The talk is based on research conducted in conjunction with his current project within the Palace of Westminster Restoration and Renewal Programme, which is entitled ‘Between Heritage and Sustainability – Restoring the Palace of Westminster’s nineteenth-.century ventilation system‘ and is funded through a grant from the AHRC. Henrik’s recent publications include ‘ The Lost (First) Chamber of the House of Commons’, AA files, 72 (June 2016), pp. 161-173.
Continue reading “Parliaments, Politics and People: Henrik Schoenefeldt, The challenges of designing the House of Lords’ nineteenth-century ventilation system – A study of a political design process, 1840-47.”
Here we share posts about our current research projects, wider parliamentary history, highlights from our events, seminars and conferences, and future publications. The History of Parliament’s core work lies in researching and writing series of volumes depicting Parliamentary life and proceedings throughout the past 700 years. These academically rigorous works contain detailed biographies of parliamentarians, studies of constituencies and introductory surveys. The Sections currently underway … Continue reading Welcome to the History of Parliament blog!
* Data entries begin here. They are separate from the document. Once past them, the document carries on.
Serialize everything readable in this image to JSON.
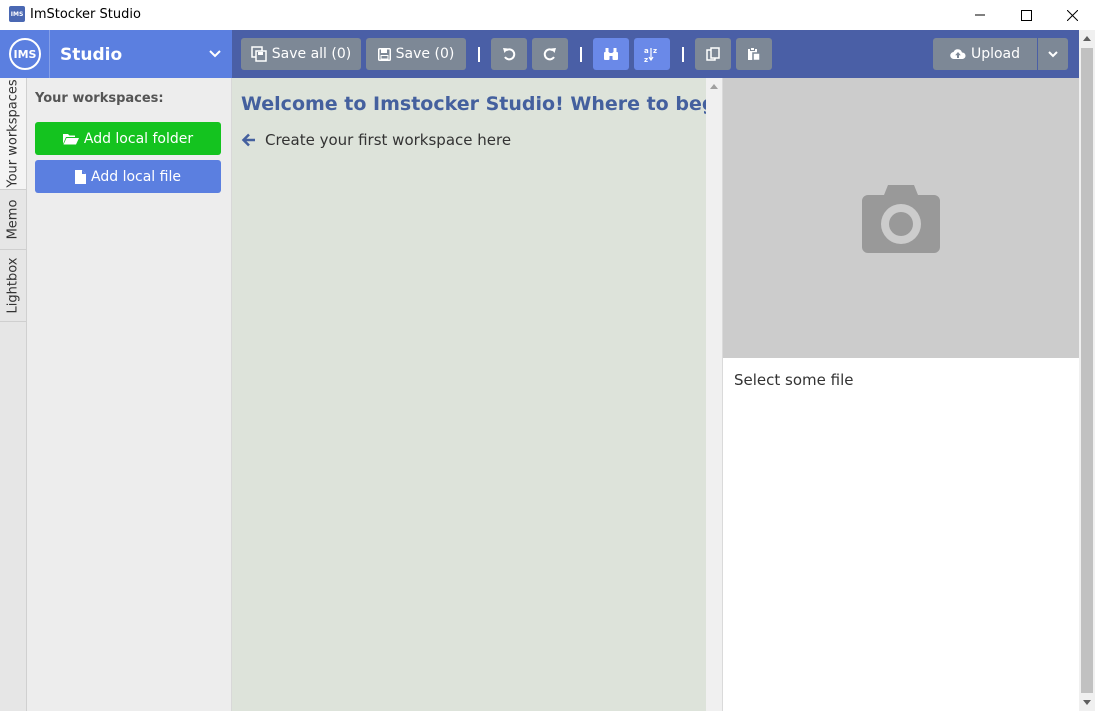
{
  "window": {
    "title": "ImStocker Studio",
    "icon_text": "IMS"
  },
  "appbar": {
    "logo_text": "IMS",
    "brand_name": "Studio",
    "save_all_label": "Save all (0)",
    "save_label": "Save (0)",
    "upload_label": "Upload"
  },
  "vtabs": [
    "Your workspaces",
    "Memo",
    "Lightbox"
  ],
  "workspaces": {
    "title": "Your workspaces:",
    "add_folder_label": "Add local folder",
    "add_file_label": "Add local file"
  },
  "welcome": {
    "title": "Welcome to Imstocker Studio! Where to begin?",
    "hint": "Create your first workspace here"
  },
  "preview": {
    "empty_text": "Select some file"
  },
  "colors": {
    "appbar": "#4a5fa6",
    "brand": "#5b7fe0",
    "green": "#14c31f",
    "welcome_bg": "#dde3da",
    "heading": "#44609e"
  }
}
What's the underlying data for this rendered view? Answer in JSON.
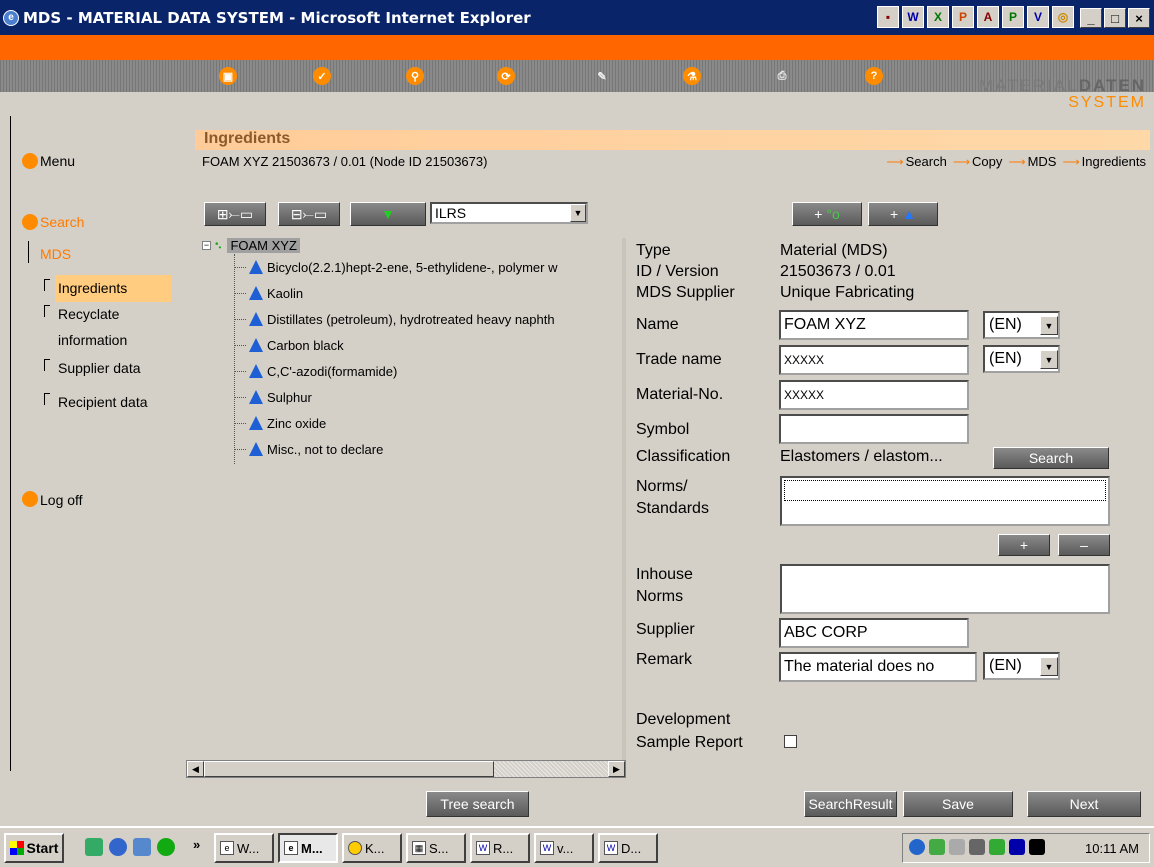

Last Tuesday the History of Parliament hosted our annual lecture in Westminster – also our new Director, Dr Stephen Roberts’ first event. The event focused on the Second Reform Act of 1867 in the wake of its 150th anniversary in 2017. This year we approached proceedings differently to the traditional lectures of previous years, in that our chair of trustees, Gordon Marsden MP invited … Continue reading ‘The Second Reform Act of 1867: party interest or the road to democracy?’: A debate between Rt. Hon. The Lord Adonis and Kwasi Kwarteng MP
2018 is the centennial anniversary of the Representation of the People Act 1918 under the terms of which, for the first time in the history of the British Politics, some women were permitted to vote in Parliamentary elections. In order to mark this step in the progression of equality for women in our country’s political system we will be publishing a series of blogs about … Continue reading Women and Parliament in the Fifteenth Century
Current rumours suggest that the government may be on the point of boosting the numbers of Conservative peers in the House of Lords. In the winter of 1711/12 the administration of the earl of Oxford also turned to bolstering its membership of the upper chamber by offering peerages to a number of prominent politicians to ensure it was able to get its business through Parliament. … Continue reading ‘By God my Lord, if you can bear this you are the strongest man in England’: the appointment of ‘Harley’s Dozen’ new peers in the winter of 1711/12